(Items from an interface collection)
Start of Block

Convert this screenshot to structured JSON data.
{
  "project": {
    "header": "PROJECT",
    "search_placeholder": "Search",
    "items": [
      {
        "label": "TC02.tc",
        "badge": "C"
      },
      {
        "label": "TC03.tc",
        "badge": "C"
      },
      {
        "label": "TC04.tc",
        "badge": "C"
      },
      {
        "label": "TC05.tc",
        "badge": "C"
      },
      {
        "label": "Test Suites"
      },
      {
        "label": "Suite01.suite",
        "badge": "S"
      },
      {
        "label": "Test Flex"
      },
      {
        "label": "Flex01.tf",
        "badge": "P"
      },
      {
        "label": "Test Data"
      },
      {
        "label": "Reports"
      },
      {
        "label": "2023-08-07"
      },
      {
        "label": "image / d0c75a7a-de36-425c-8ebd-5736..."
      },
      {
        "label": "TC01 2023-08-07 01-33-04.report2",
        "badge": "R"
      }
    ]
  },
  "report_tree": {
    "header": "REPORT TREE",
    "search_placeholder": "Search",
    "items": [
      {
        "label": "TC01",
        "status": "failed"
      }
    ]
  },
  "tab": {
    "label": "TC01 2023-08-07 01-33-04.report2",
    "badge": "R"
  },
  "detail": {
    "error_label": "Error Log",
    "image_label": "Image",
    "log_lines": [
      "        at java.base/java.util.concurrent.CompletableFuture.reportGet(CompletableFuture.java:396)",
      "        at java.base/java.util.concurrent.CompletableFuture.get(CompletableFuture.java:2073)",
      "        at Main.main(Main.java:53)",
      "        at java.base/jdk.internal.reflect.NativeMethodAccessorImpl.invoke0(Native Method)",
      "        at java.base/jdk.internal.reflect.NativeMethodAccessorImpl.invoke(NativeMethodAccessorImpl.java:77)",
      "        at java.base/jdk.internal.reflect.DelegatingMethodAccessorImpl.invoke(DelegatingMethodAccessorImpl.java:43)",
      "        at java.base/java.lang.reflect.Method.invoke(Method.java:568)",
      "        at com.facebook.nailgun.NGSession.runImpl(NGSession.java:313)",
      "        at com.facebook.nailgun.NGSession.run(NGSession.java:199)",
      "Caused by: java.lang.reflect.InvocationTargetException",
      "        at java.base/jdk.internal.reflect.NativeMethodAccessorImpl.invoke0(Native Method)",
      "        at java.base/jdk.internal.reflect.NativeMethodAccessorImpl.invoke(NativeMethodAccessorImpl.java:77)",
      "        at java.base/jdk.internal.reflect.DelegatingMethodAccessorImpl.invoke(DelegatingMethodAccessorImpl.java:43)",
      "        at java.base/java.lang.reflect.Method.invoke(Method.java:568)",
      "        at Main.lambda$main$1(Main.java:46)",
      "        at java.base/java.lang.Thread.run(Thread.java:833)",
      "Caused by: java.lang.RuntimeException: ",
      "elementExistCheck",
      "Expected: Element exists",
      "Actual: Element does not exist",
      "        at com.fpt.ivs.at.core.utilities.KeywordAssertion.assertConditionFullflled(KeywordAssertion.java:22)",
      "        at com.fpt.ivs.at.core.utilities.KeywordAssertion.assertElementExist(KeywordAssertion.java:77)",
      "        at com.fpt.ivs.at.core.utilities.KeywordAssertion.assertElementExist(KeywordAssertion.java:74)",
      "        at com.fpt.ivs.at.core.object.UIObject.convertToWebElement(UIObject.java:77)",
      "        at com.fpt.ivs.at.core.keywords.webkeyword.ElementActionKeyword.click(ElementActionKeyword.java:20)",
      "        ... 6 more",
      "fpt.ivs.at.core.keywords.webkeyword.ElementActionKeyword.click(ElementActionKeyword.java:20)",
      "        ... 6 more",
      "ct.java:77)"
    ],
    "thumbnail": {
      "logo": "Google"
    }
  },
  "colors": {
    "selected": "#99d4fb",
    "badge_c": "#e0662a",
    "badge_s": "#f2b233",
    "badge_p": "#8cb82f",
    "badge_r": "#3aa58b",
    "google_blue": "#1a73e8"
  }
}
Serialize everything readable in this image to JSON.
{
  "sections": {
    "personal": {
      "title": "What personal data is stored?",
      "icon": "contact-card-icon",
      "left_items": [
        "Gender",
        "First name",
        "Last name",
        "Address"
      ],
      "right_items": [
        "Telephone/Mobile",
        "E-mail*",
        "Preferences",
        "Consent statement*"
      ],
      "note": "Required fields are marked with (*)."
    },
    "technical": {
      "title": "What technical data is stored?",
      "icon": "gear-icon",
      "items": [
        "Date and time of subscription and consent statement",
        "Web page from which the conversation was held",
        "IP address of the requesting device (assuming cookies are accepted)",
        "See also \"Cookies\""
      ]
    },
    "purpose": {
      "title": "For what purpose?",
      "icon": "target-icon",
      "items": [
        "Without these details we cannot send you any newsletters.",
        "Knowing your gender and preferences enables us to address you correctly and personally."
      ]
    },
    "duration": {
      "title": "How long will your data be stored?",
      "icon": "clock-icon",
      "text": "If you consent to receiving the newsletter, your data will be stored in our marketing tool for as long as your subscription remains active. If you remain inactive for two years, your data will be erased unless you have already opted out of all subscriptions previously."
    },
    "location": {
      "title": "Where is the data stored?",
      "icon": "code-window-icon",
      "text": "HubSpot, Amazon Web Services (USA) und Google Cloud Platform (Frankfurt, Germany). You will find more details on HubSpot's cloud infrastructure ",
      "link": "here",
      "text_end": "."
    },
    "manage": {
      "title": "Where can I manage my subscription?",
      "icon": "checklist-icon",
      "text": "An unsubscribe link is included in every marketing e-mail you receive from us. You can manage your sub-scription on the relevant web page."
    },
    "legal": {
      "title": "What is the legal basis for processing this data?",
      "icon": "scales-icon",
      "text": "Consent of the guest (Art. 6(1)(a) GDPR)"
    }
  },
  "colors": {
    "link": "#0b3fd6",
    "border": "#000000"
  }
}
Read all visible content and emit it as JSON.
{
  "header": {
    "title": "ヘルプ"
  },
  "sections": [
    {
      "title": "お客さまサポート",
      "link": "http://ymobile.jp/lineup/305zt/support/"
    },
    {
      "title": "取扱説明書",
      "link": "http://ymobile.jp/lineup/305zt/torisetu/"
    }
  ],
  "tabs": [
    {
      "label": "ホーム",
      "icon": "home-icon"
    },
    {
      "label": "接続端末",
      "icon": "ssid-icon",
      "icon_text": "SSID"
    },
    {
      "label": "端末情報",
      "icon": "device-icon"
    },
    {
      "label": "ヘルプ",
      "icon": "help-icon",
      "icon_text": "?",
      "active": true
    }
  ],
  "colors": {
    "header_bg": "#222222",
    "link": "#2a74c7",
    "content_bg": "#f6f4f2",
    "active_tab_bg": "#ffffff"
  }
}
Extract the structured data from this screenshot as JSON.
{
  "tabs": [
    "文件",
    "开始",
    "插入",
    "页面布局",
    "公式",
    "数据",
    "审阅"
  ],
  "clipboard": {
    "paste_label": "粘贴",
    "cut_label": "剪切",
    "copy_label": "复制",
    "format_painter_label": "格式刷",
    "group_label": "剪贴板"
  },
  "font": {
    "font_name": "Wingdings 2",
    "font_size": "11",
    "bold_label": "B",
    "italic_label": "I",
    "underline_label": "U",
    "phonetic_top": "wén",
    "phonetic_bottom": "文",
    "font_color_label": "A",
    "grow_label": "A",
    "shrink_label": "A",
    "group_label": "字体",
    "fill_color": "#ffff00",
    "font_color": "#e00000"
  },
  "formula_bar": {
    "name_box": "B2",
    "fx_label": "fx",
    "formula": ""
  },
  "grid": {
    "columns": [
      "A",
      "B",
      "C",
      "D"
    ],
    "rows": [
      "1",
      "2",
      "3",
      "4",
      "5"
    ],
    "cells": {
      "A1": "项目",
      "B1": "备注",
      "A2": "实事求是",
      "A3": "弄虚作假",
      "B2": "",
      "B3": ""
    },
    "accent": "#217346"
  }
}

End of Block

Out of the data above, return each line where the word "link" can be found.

→ YOUR SOLUTION:
      "link": "here",
      "text": "An unsubscribe link is included in every marketing e-mail you receive from us. You can manage your sub-scription on the relevant web page."
    "link": "#0b3fd6",
      "link": "http://ymobile.jp/lineup/305zt/support/"
      "link": "http://ymobile.jp/lineup/305zt/torisetu/"
    "link": "#2a74c7",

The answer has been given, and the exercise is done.